Please tally the lines of the records that contain "input" and send back only the total.
Available records below:
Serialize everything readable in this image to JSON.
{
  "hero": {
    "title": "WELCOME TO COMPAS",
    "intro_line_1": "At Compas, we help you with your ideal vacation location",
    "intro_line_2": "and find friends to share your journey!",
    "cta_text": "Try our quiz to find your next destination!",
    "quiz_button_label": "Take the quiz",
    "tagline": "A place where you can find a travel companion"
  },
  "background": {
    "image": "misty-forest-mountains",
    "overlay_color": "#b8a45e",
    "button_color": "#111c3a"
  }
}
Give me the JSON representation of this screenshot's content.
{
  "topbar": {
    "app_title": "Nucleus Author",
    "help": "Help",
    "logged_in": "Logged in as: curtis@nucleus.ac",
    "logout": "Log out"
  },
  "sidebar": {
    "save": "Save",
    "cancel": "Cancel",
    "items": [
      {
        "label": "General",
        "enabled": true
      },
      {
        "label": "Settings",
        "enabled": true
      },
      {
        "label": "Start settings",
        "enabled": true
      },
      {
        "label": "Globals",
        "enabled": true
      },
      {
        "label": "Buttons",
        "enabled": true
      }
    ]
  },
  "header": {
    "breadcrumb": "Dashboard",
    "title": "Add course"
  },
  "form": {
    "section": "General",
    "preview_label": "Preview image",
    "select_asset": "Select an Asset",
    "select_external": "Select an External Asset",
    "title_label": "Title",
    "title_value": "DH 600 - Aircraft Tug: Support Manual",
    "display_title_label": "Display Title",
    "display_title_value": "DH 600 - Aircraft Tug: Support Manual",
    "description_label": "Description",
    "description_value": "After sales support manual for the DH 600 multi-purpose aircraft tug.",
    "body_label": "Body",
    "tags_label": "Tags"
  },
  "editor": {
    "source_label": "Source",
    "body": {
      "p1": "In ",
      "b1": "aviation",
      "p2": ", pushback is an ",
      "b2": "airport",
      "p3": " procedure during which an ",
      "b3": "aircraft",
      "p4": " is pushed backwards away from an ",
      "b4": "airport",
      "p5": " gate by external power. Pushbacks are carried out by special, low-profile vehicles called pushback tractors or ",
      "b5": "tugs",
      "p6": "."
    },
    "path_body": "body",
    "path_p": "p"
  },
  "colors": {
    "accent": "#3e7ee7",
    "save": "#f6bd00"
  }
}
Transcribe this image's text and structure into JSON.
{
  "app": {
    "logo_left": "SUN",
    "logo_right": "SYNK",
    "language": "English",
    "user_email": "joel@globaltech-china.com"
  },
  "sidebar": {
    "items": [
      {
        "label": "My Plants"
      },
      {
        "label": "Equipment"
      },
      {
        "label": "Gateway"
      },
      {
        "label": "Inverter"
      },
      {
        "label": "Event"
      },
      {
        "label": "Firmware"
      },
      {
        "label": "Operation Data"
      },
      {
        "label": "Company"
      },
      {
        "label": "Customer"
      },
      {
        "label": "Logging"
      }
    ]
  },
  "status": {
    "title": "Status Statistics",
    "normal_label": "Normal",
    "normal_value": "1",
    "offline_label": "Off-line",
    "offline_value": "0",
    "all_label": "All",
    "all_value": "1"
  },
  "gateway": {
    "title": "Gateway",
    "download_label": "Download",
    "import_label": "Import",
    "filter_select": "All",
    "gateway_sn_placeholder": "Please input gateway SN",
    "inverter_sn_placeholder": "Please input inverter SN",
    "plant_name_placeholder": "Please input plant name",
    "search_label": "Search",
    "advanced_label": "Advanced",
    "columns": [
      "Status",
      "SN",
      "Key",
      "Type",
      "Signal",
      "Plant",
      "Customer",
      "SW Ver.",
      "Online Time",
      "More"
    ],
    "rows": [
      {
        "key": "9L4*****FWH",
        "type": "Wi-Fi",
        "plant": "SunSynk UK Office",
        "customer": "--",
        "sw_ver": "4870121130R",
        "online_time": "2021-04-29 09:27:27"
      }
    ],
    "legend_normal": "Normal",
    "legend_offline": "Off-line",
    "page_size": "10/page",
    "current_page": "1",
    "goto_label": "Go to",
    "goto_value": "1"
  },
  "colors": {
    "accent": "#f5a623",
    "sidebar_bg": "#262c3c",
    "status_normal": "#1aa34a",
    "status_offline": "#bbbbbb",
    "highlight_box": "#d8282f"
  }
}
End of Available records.
_Result of this exercise_: 3